You also must have heard they sent it out to the wrong members. Oops!
According to a Boston.com report, the Rhode Island-based chain sent the letters to Tufts Health Care members – when really, they should have gone to customers enrolled in supplemental Medicare plans managed by Tufts.
CVS referred to the mistake as a “programming error” that occurred in Late Jan. – early Feb., and has since asked recipients to return the letters or “confirm they were destroyed.” They have apologized for the incident and maintain their customers’ personal security is their highest priority, but won’t comment further.
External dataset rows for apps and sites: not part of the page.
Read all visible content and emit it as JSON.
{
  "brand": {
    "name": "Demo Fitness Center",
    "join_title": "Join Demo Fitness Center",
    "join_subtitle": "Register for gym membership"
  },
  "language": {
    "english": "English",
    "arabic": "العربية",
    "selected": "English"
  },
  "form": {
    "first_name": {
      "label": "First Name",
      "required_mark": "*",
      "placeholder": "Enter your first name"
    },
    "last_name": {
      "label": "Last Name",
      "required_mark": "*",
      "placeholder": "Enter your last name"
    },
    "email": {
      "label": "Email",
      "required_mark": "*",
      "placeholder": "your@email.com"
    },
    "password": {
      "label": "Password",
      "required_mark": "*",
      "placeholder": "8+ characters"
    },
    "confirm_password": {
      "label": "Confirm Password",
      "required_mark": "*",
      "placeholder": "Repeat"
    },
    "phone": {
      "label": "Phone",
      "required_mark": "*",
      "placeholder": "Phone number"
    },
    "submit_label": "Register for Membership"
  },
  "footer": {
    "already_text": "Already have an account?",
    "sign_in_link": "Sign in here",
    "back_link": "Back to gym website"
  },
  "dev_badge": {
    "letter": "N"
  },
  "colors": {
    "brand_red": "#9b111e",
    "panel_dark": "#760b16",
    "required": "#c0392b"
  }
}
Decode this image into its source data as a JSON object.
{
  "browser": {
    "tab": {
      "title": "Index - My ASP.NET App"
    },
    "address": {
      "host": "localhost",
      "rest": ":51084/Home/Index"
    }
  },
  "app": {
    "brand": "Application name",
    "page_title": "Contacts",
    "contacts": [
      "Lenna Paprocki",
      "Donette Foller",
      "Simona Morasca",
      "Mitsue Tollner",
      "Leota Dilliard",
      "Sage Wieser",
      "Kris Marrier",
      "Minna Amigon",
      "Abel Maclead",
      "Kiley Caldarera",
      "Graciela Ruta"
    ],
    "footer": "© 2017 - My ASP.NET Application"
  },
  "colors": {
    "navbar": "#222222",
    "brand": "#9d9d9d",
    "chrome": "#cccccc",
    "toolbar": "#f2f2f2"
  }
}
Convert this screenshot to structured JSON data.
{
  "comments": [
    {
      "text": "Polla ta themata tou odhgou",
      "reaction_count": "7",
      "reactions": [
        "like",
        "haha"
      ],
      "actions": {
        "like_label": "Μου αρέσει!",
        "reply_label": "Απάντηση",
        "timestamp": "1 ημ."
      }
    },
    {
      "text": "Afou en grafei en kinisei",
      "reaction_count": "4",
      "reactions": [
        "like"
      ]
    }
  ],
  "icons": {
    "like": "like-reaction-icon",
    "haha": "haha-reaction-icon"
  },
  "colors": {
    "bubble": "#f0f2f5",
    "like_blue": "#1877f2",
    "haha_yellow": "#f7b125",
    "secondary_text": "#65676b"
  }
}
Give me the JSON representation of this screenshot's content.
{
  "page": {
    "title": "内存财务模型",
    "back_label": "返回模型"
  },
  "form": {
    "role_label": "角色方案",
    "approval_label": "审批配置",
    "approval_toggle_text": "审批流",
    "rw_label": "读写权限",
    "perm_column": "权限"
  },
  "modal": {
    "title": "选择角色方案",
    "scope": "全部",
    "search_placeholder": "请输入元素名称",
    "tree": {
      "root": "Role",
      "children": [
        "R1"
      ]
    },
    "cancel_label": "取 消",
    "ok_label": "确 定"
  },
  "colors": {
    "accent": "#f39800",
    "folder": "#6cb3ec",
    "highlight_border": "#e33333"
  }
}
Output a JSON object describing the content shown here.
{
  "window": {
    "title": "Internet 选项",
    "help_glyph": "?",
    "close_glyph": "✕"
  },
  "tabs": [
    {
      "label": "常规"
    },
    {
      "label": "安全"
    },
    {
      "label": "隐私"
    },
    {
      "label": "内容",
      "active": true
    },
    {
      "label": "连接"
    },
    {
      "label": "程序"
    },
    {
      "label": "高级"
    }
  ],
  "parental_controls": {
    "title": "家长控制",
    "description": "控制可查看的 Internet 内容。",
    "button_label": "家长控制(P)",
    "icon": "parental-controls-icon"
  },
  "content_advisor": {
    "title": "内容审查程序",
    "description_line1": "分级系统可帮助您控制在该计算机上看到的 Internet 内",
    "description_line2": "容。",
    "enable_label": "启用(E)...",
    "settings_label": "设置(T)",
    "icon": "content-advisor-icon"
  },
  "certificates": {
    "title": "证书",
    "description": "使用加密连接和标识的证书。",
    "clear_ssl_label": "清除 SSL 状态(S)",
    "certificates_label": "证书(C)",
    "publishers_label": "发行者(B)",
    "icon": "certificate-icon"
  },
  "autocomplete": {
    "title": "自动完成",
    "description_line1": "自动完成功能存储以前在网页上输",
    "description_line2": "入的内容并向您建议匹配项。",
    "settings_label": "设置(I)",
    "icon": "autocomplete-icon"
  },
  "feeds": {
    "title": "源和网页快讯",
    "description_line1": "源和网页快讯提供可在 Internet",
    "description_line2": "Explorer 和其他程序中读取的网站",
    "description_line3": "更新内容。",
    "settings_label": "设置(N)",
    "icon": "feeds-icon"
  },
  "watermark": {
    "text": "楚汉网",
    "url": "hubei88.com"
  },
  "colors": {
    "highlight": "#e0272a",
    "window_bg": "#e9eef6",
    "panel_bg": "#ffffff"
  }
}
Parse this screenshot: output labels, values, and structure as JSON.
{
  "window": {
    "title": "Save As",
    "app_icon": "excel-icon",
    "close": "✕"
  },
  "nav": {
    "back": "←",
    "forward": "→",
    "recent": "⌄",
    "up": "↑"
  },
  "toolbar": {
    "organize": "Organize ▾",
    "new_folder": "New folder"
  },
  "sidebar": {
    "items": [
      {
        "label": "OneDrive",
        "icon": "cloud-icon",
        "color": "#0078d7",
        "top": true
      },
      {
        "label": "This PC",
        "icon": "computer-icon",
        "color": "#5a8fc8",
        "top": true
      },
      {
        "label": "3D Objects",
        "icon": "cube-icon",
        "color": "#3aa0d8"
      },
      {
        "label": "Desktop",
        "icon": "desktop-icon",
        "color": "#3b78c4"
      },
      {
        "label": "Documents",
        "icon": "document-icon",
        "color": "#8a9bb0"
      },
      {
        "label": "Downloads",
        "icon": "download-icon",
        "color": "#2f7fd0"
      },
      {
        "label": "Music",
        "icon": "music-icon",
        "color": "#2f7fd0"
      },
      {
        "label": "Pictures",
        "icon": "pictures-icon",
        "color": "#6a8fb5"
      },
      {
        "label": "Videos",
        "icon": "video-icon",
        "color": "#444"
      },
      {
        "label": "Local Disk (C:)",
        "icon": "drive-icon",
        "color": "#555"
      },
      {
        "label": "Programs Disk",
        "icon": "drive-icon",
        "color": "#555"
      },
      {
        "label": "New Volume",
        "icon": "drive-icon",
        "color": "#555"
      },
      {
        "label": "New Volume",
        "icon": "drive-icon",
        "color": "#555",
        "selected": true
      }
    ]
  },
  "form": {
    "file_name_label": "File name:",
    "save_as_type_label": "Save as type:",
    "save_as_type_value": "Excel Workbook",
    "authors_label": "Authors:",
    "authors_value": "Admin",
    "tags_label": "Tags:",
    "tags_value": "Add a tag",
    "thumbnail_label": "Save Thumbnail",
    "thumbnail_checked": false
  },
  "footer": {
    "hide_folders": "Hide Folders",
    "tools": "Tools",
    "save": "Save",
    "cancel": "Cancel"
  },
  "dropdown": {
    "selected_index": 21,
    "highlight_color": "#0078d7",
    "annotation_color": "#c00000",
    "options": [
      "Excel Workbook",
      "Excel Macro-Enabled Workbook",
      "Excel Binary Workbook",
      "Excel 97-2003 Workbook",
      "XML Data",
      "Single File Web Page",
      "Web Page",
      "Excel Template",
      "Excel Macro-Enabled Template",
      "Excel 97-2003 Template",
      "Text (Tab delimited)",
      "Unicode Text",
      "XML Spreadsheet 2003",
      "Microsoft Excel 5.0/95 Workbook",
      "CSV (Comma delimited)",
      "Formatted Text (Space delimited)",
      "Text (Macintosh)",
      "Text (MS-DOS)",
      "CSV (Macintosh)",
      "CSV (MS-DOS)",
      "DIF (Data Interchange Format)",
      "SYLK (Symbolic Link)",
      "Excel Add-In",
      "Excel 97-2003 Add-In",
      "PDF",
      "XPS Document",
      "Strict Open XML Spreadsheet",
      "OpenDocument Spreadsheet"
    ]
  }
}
What do you mean the organization won’t comment further? How about assuring customers and the public their systems are safe? It’s terrific that no account numbers or other pertinent identity information was included in this booboo. But, if simple letters as these can fall into the wrong hands, why can’t more “secure” information do the same?
I’m sure intended recipients have asked these same questions, and have received some sort of answer from the chain. But, why no response to the public about the intentions/steps CVS Caremark is taking to improve security so this won’t happen again?
In closing, we appear to live in an era where personal information – despite security precautions – seems easily accessible (view Mastercard/Visa “Oopsie” moment here) to others. The question is: What can we do as consumers to better protect ourselves, if the businesses we trust can’t seem too?
Thoughts? Share them with me below!